Andy Schmookler: Serving the few, conning the many
In a piece here some months ago, I argued that the especially dark nature of the Republican Party in our times is the result of the coming together of two forces that – for a century after the Civil War – had been aligned with opposing political parties. The corporatist force that had always been strong in the GOP was now joined by the force that used to dominate the segregated South and had previously been a powerful part of the Democratic Party.
In this new alliance, the corporate system has provided the money power, while the force that supported slavery before the Civil War, and the Jim Crow system after, has provided a substantial block of voters.
It should be said, however, that this alliance is not one of equals.
In that same column, I indicated that the reason this alliance can work – despite the fact that the political goal of the corporate power is to take power and wealth from average Americans, including those citizens on whose votes the money power depends at election time – is that the corporate power has succeeded in “training [the GOP’s] white-voter-base to think about politics in ways that distract them from their own economic and political interests.”

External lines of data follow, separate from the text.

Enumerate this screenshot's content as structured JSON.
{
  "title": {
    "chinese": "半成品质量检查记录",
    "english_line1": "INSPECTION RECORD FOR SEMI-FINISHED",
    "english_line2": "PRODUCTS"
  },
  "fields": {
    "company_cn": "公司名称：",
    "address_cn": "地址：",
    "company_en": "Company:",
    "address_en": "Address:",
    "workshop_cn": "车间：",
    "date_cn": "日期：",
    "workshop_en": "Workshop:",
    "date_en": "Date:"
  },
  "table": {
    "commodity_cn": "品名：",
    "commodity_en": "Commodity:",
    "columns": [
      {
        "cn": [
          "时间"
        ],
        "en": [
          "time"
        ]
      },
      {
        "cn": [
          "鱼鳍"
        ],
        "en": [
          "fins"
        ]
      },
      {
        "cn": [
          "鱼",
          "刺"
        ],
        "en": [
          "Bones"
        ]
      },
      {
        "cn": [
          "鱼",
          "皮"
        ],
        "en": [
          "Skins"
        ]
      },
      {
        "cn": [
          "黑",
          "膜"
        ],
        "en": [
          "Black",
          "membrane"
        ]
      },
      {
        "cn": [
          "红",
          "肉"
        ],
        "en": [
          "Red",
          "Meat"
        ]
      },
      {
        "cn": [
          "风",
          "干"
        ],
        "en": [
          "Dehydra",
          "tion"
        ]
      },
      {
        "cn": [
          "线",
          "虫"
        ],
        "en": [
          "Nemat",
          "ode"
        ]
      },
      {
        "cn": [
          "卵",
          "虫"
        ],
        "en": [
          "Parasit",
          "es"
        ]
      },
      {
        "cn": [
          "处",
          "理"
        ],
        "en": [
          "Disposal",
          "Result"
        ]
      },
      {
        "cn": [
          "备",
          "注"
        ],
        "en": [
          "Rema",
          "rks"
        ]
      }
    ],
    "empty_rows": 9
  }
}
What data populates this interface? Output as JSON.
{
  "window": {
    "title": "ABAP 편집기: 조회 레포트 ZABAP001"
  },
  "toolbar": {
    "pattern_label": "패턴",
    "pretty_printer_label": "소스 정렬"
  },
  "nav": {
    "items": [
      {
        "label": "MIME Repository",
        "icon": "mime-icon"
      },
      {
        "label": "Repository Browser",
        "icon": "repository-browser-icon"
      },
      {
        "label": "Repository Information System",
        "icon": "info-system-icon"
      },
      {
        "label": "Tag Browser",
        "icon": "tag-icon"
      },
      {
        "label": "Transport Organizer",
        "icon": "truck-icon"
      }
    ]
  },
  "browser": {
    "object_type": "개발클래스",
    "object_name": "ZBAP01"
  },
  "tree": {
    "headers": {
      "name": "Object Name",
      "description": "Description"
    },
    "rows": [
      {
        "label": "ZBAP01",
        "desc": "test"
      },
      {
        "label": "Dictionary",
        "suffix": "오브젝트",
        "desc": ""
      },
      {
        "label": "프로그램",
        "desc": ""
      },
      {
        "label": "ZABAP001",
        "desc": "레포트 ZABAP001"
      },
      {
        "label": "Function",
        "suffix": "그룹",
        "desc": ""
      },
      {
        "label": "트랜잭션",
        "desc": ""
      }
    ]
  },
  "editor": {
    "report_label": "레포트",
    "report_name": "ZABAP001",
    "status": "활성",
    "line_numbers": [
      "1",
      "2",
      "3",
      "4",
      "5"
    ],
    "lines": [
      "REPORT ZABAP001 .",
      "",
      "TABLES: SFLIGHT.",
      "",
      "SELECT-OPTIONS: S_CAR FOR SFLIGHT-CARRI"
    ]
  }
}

History will show, I will wager, that a fine illustration of this will be the appointment of Neil Gorsuch to the Supreme Court.
This appointment is apparently a source of great satisfaction to both major parts of the Republican coalition. Many Republican voters, one heard at the time, held their noses to vote for Trump because they wanted him, and not a Democrat, to fill that Supreme Court seat. And many point to the appointment of Gorsuch to affirm the rightness of their helping Trump become president.
And now, if they’ve followed the early signs, they are likely satisfied that putting Gorsuch in this seat will advance them toward some of their goals. Gorsuch already gives signs that he will work against gay rights, and it seems safe to say that he will support overturning Roe v. Wade.
But the evidence suggests that these are not the kind of issues that the elevation of Gorsuch to the highest court is really about. Gorsuch’s career has been a project of some very rich people – especially a Colorado billionaire – whose interests are basically economic and favor the corporate power and the wealthy over the interests of average Americans.
I’m not suggesting that Gorsuch has sold out to the corporatists. Maybe he has, but there’s another way these things can work. Often those money interests find people who already hold the views they want to have rule the land, and they use their considerable clout and wealth to get them into positions of power.
So here is how this “Republican victory” will almost surely play out in the decades ahead, as Gorsuch casts his (often deciding) votes on the Supreme Court.
On matters that do not affect the interests of America’s corporate system – like on culture war issues such as gay rights and abortion – Gorsuch will give the Republican base what they hoped for.
But on all those issues on which the rights and powers of average people are pitted against the powers that dominate the American economy (and increasingly dominate its government), Gorsuch will almost surely side regularly with the mighty and against the little guy. That’s what his real backers care about.
And what should the people who celebrate Gorsuch’s appointment (and therefore Trump’s 2016 victory) care about?
It should be noted that whether or not same-sex marriage is legal, and whether or not other people have the right to terminate an unwanted pregnancy, will have no effect on the quality of life of the people who celebrated that it was Gorsuch, and not Obama’s nominee Merrick Garland, who got this seat.
Whether or not the U.S. Constitution is interpreted as allowing or forbidding abortion or same-sex marriage will have no effect on how the people who disapprove of such things live their own lives.
But all those other decisions – away from the “culture war” but on those issues that have to do with the opportunities and prospects for average Americans – Gorsuch’s influence will have an impact on the lives of those in the Republican base.
Those celebrating Gorsuch’s appointment should watch whether where Gorsuch has an influence on their lives, it will almost invariably be to make them harder, to limit their options, to dim the prospects for their children. I think it’s a safe bet.
And this is typical of how that Republican marriage of those two forces works: while one force provides the money (and Republican victories earn this money power a huge return on its investment) the other force provides the votes. And what do those voters get from Republican victories? They get symbols that affect other people’s lives, while their own lives are made harder by their “friends.”
I’d also wager that a generation or two ago, the parents and grandparents of many of these Republican voters concerned themselves more with what politics could do to improve their own lives and focused less on restraining the choices other people could make in theirs.
Doubtless, those who have switched that focus over recent decades think that they just followed their own values. But I strongly doubt that captures the reality. Most of us are taught what to think–which is fine (like the way most of us believe in the same religion as our parents).
What’s not so fine is when the “teachers” are just using people for their purposes, even when it will injure the people they lead.
Andy Schmookler was the 2012 Democratic candidate for Congress in Virginia’s 6th District, and is the author of the website “A Better Human Story” at http://abetterhumanstory.org.